Also, I refuse to take advice from carnivores telling me that what I do is "not effective". It's their dishonest way of wriggling out the cognitive dissonance they experience, when thinking of themselves as friendly while endorsing mass murder.


hjek wrote (edited )

all they said was that vegans take more sick days and visit their doctor more often.

And it's dubious whether The Sun even got that right.

How other papers describe that "study", it's more that of the 1000 people asked, those, who were vegan, had more sick days than they themselves did last year:

And while the reasons for the high sick-day count are unclear, two-thirds of vegans admitted to taking more time off work due to minor illness in 2018 than in previous years.

In contrast, just half of their meat-eating colleagues reported that they took the same amount of time off as the year before, while one in three said they took less.

Why is it even considered acceptable to post this kind of pseudo-science on Raddle?


hjek wrote

Part of their 2019 Commitments is this shit:

2. Work to ensure all of our beef is sustainable.

We joined the U.S. Roundtable for Sustainable Beef (USRSB). We know, U.S. Roundtable for Sustainable Beef is a mouth full. Simply put, USRSB is a network of beef experts that are working to improve the sustainability of U.S. grown beef so that it’s better for our environment, the animals and you.

Reminds of a line of California Uber Alles: "Die on organic poison gas"


hjek wrote (edited )

They're quoting The Sun which get their data from here:

The study of 1,000 office workers was part of the Fisherman’s Friend annual cold and flu survey.

I can't find the poll (oh, excuse me: "study") on Fisherman's Friend website, but Daily Mail, Metro et al all have similar articles from the same "study".

Worth noting is the two videos included in The Sun article:

Piers Morgan is in hospital and fans think it was caused by the vegan sausage roll he ate on Good Morning Britain


Veganism is widely seen as very trendy

I doubt they're accounting for demographics as this phrase reveals:

The survey also revealed that millennial workers take three times more time off work than those aged 55 and over.

I'll post a link to the poll itself if I can find it, but none of the articles, claiming to rely on that poll, actually link to it.


hjek wrote (edited )

The downvote(and karma) system is a thing to threatening people:

What do you see as a replacement for this kind of system? Should threads / comments just be sorted by most recent?

Have you seen the voting system on lobste.rs (no relation to JP) where you have to provide a reason for downvoting?
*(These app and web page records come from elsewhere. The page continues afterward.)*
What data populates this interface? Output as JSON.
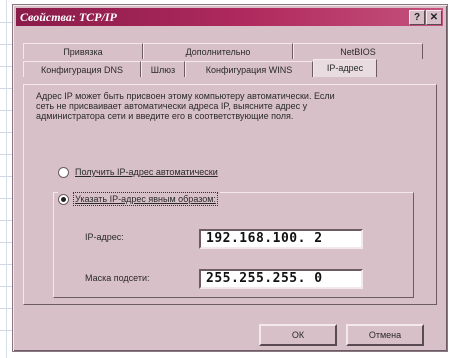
{
  "window": {
    "title": "Свойства: TCP/IP",
    "help_glyph": "?",
    "close_glyph": "✕"
  },
  "tabs_top": [
    {
      "label": "Привязка"
    },
    {
      "label": "Дополнительно"
    },
    {
      "label": "NetBIOS"
    }
  ],
  "tabs_bottom": [
    {
      "label": "Конфигурация DNS",
      "active": false
    },
    {
      "label": "Шлюз",
      "active": false
    },
    {
      "label": "Конфигурация WINS",
      "active": false
    },
    {
      "label": "IP-адрес",
      "active": true
    }
  ],
  "description": "Адрес IP может быть присвоен этому компьютеру автоматически. Если сеть не присваивает автоматически адреса IP, выясните адрес у администратора сети и введите его в соответствующие поля.",
  "radio_auto": {
    "label": "Получить IP-адрес автоматически",
    "selected": false
  },
  "radio_manual": {
    "label": "Указать IP-адрес явным образом:",
    "selected": true
  },
  "fields": {
    "ip_label": "IP-адрес:",
    "ip_value": "192.168.100.  2",
    "mask_label": "Маска подсети:",
    "mask_value": "255.255.255.  0"
  },
  "buttons": {
    "ok": "ОК",
    "cancel": "Отмена"
  },
  "colors": {
    "titlebar": "#8a1c4a",
    "face": "#d8c0c8"
  }
}
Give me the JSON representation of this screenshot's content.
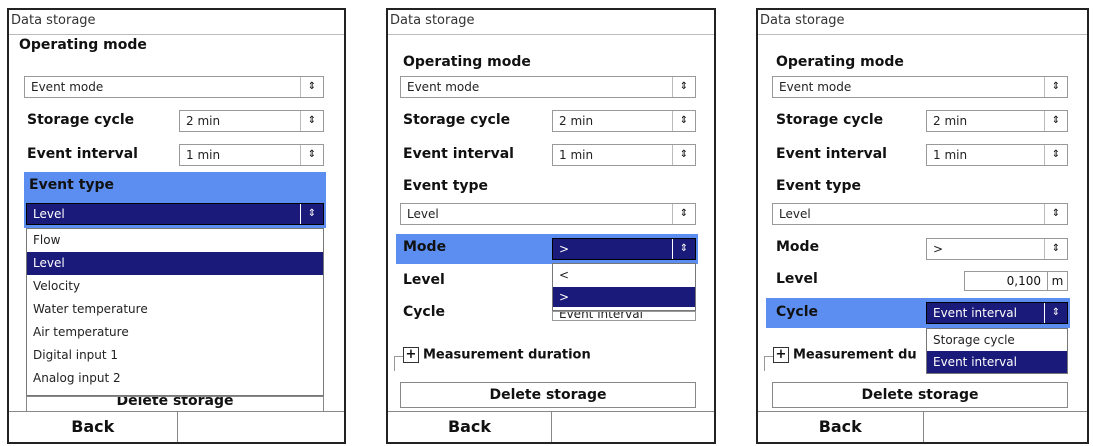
{
  "panel1": {
    "title": "Data storage",
    "operating_mode_label": "Operating mode",
    "operating_mode_value": "Event mode",
    "storage_cycle_label": "Storage cycle",
    "storage_cycle_value": "2 min",
    "event_interval_label": "Event interval",
    "event_interval_value": "1 min",
    "event_type_label": "Event type",
    "event_type_value": "Level",
    "options": [
      "Flow",
      "Level",
      "Velocity",
      "Water temperature",
      "Air temperature",
      "Digital input 1",
      "Analog input 2"
    ],
    "selected_option": "Level",
    "delete_label": "Delete storage",
    "back_label": "Back"
  },
  "panel2": {
    "title": "Data storage",
    "operating_mode_label": "Operating mode",
    "operating_mode_value": "Event mode",
    "storage_cycle_label": "Storage cycle",
    "storage_cycle_value": "2 min",
    "event_interval_label": "Event interval",
    "event_interval_value": "1 min",
    "event_type_label": "Event type",
    "event_type_value": "Level",
    "mode_label": "Mode",
    "mode_value": ">",
    "mode_options": [
      "<",
      ">"
    ],
    "level_label": "Level",
    "cycle_label": "Cycle",
    "cycle_value": "Event interval",
    "measurement_label": "Measurement duration",
    "delete_label": "Delete storage",
    "back_label": "Back"
  },
  "panel3": {
    "title": "Data storage",
    "operating_mode_label": "Operating mode",
    "operating_mode_value": "Event mode",
    "storage_cycle_label": "Storage cycle",
    "storage_cycle_value": "2 min",
    "event_interval_label": "Event interval",
    "event_interval_value": "1 min",
    "event_type_label": "Event type",
    "event_type_value": "Level",
    "mode_label": "Mode",
    "mode_value": ">",
    "level_label": "Level",
    "level_value": "0,100",
    "level_unit": "m",
    "cycle_label": "Cycle",
    "cycle_value": "Event interval",
    "cycle_options": [
      "Storage cycle",
      "Event interval"
    ],
    "measurement_label": "Measurement du",
    "delete_label": "Delete storage",
    "back_label": "Back"
  },
  "icons": {
    "dropdown": "up-down-arrows-icon",
    "expand": "plus-box-icon"
  }
}
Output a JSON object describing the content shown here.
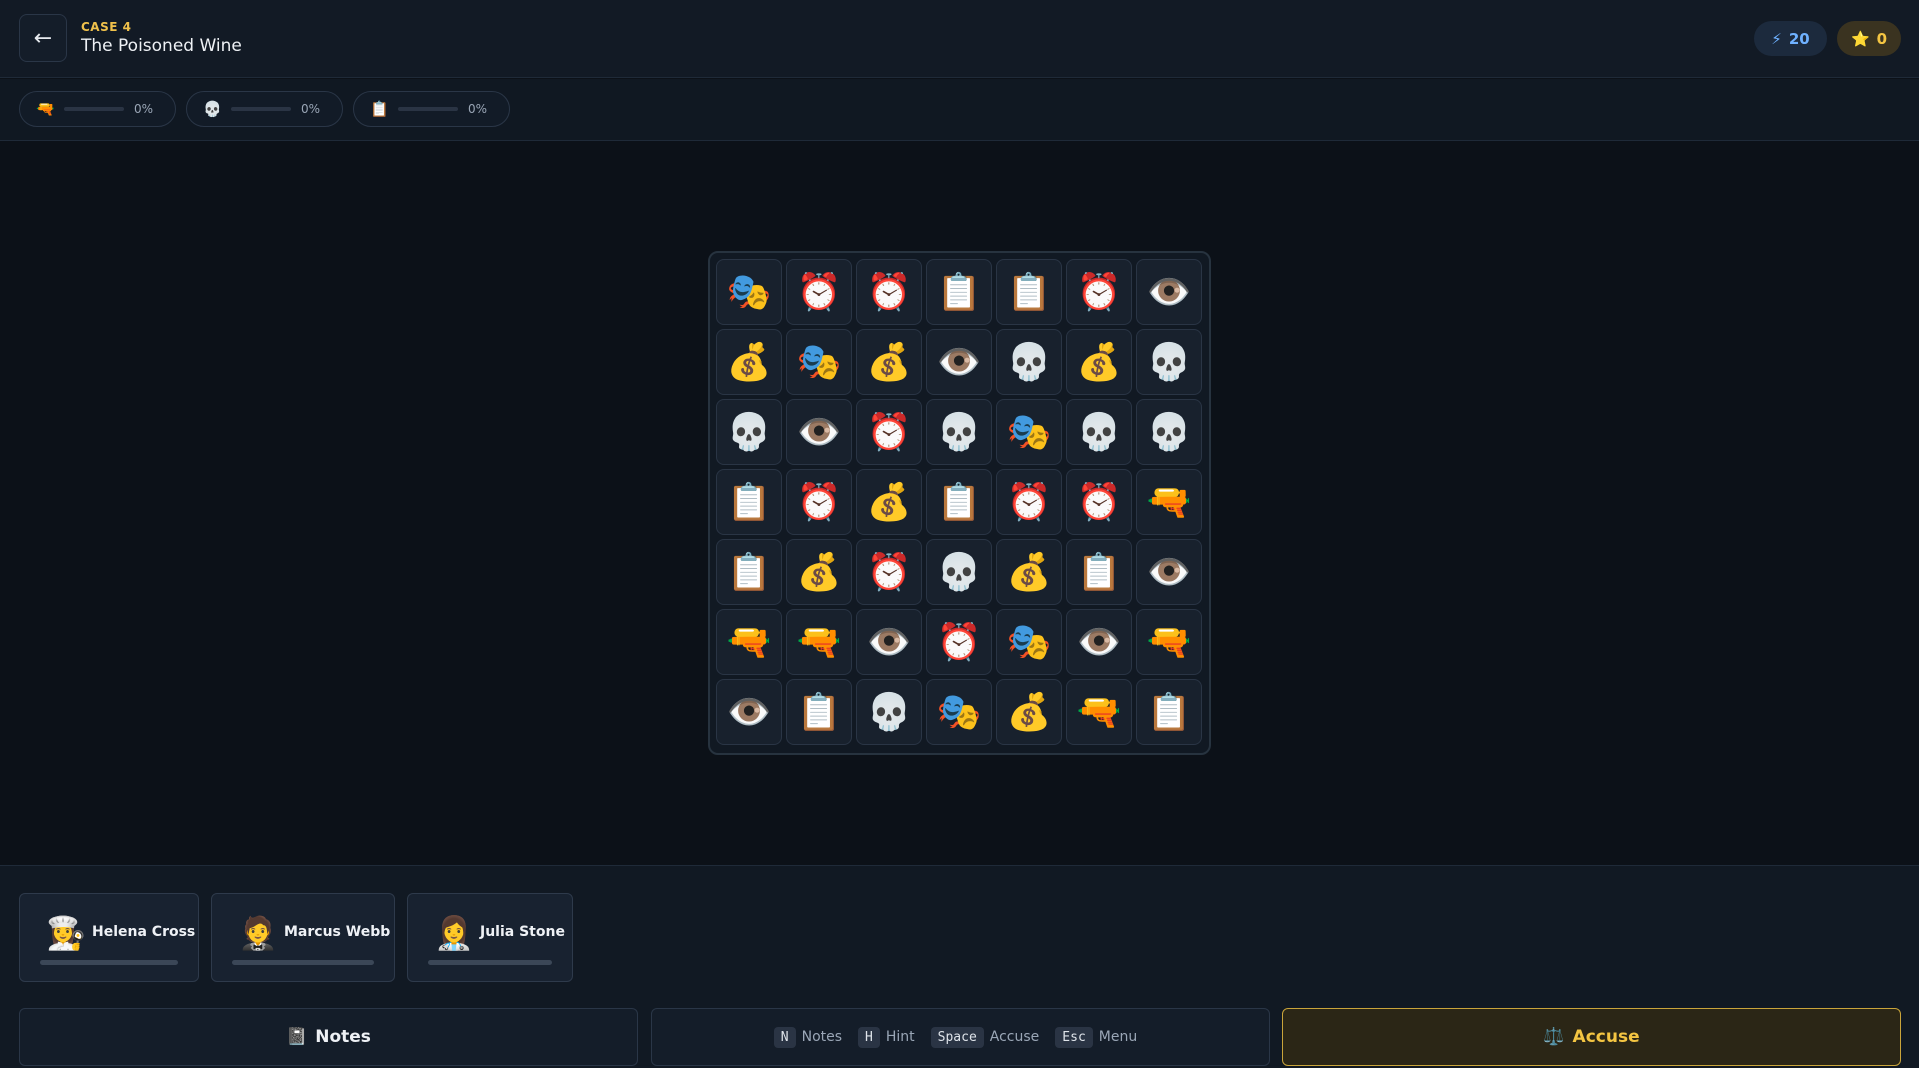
{
  "header": {
    "back_icon": "←",
    "case_label": "CASE 4",
    "title": "The Poisoned Wine",
    "energy": {
      "icon": "⚡",
      "value": "20"
    },
    "stars": {
      "icon": "⭐",
      "value": "0"
    }
  },
  "progress": [
    {
      "icon": "🔫",
      "percent": "0%"
    },
    {
      "icon": "💀",
      "percent": "0%"
    },
    {
      "icon": "📋",
      "percent": "0%"
    }
  ],
  "board": {
    "rows": [
      [
        "🎭",
        "⏰",
        "⏰",
        "📋",
        "📋",
        "⏰",
        "👁️"
      ],
      [
        "💰",
        "🎭",
        "💰",
        "👁️",
        "💀",
        "💰",
        "💀"
      ],
      [
        "💀",
        "👁️",
        "⏰",
        "💀",
        "🎭",
        "💀",
        "💀"
      ],
      [
        "📋",
        "⏰",
        "💰",
        "📋",
        "⏰",
        "⏰",
        "🔫"
      ],
      [
        "📋",
        "💰",
        "⏰",
        "💀",
        "💰",
        "📋",
        "👁️"
      ],
      [
        "🔫",
        "🔫",
        "👁️",
        "⏰",
        "🎭",
        "👁️",
        "🔫"
      ],
      [
        "👁️",
        "📋",
        "💀",
        "🎭",
        "💰",
        "🔫",
        "📋"
      ]
    ]
  },
  "suspects": [
    {
      "avatar": "👩‍🍳",
      "name": "Helena Cross"
    },
    {
      "avatar": "🤵",
      "name": "Marcus Webb"
    },
    {
      "avatar": "👩‍⚕️",
      "name": "Julia Stone"
    }
  ],
  "actions": {
    "notes_icon": "📓",
    "notes_label": "Notes",
    "accuse_icon": "⚖️",
    "accuse_label": "Accuse",
    "shortcuts": [
      {
        "key": "N",
        "label": "Notes"
      },
      {
        "key": "H",
        "label": "Hint"
      },
      {
        "key": "Space",
        "label": "Accuse"
      },
      {
        "key": "Esc",
        "label": "Menu"
      }
    ]
  }
}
Any opinion on that design?

What about HN-style flag/vouch? (which they in that case have in addition to a voting system)
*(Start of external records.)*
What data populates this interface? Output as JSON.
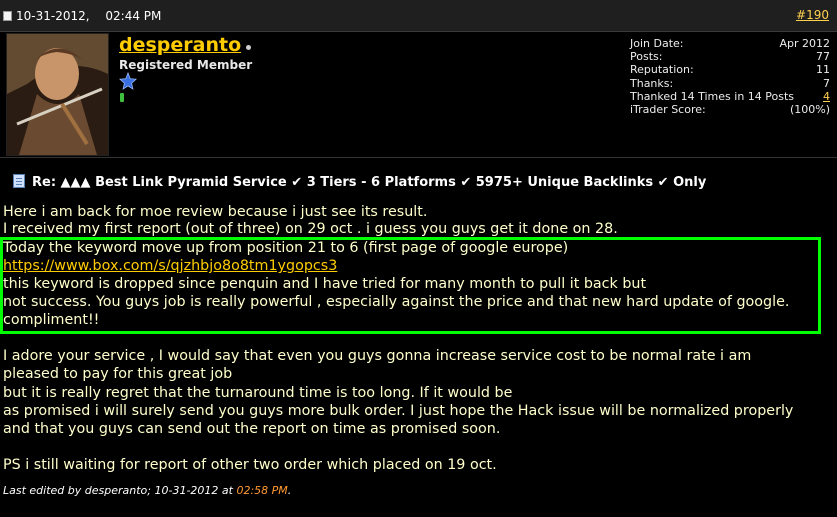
{
  "post": {
    "date": "10-31-2012,",
    "time": "02:44 PM",
    "number": "#190"
  },
  "user": {
    "name": "desperanto",
    "title": "Registered Member",
    "stats": [
      {
        "label": "Join Date:",
        "value": "Apr 2012"
      },
      {
        "label": "Posts:",
        "value": "77"
      },
      {
        "label": "Reputation:",
        "value": "11"
      },
      {
        "label": "Thanks:",
        "value": "7"
      },
      {
        "label": "Thanked 14 Times in 14 Posts",
        "value": "4"
      },
      {
        "label": "iTrader Score:",
        "value": "(100%)"
      }
    ]
  },
  "title": "Re: ▲▲▲ Best Link Pyramid Service ✔ 3 Tiers - 6 Platforms ✔ 5975+ Unique Backlinks ✔ Only",
  "message": {
    "lines": [
      "Here i am back for moe review because i just see its result.",
      "I received my first report (out of three) on 29 oct . i guess you guys get it done on 28.",
      "Today the keyword move up from position 21 to 6 (first page of google europe)",
      "https://www.box.com/s/qjzhbjo8o8tm1ygopcs3",
      "this keyword is dropped since penquin and I have tried for many month to pull it back but",
      "not success. You guys job is really powerful , especially against the price and that new hard update of google.",
      "compliment!!",
      "I adore your service , I would say that even you guys gonna increase service cost to be normal rate i am",
      "pleased to pay for this great job",
      "but it is really regret that the turnaround time is too long. If it would be",
      "as promised i will surely send you guys more bulk order. I just hope the Hack issue will be normalized properly",
      "and that you guys can send out the report on time as promised soon.",
      "PS i still waiting for report of other two order which placed on 19 oct."
    ]
  },
  "edited": {
    "prefix": "Last edited by desperanto; 10-31-2012 at",
    "time": "02:58 PM",
    "suffix": "."
  }
}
I also see some problems with voting, BUT at least users can participate in post filtering, and the alternative to this is s a strictly hierarchical system where a special class of users (mods) have the power to censor everyone else's posts. I know Raddle already has this class-based system, but it's in combination with this more egalitarian voting system.
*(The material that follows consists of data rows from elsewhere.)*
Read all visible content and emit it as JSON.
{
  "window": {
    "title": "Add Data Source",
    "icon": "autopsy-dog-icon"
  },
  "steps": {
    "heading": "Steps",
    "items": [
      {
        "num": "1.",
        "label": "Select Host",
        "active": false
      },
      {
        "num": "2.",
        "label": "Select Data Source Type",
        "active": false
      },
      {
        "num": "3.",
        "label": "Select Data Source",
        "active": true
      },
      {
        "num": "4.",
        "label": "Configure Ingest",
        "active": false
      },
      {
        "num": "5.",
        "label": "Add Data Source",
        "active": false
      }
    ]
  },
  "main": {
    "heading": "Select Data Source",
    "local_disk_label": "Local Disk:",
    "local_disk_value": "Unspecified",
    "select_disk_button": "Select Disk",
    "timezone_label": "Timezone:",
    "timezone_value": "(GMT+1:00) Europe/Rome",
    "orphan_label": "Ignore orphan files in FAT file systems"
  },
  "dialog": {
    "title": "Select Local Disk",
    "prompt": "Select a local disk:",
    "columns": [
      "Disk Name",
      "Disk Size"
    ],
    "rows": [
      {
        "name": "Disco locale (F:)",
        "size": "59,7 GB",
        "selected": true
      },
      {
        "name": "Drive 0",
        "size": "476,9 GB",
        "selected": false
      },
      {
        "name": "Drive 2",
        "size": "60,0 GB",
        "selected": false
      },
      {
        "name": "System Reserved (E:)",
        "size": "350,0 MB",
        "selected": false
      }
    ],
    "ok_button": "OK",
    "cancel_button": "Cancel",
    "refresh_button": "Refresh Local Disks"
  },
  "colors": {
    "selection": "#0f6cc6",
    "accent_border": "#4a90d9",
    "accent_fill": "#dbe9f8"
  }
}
Do you think the problem is with the voting system as such, or just how people use it here?

What would be an anarchist way of sorting / moderating forum posts? What would be the best analogue to how you conduct meetings IRL? (i.e. what is the process for who/when to tell annoying people to be quiet or leave, etc)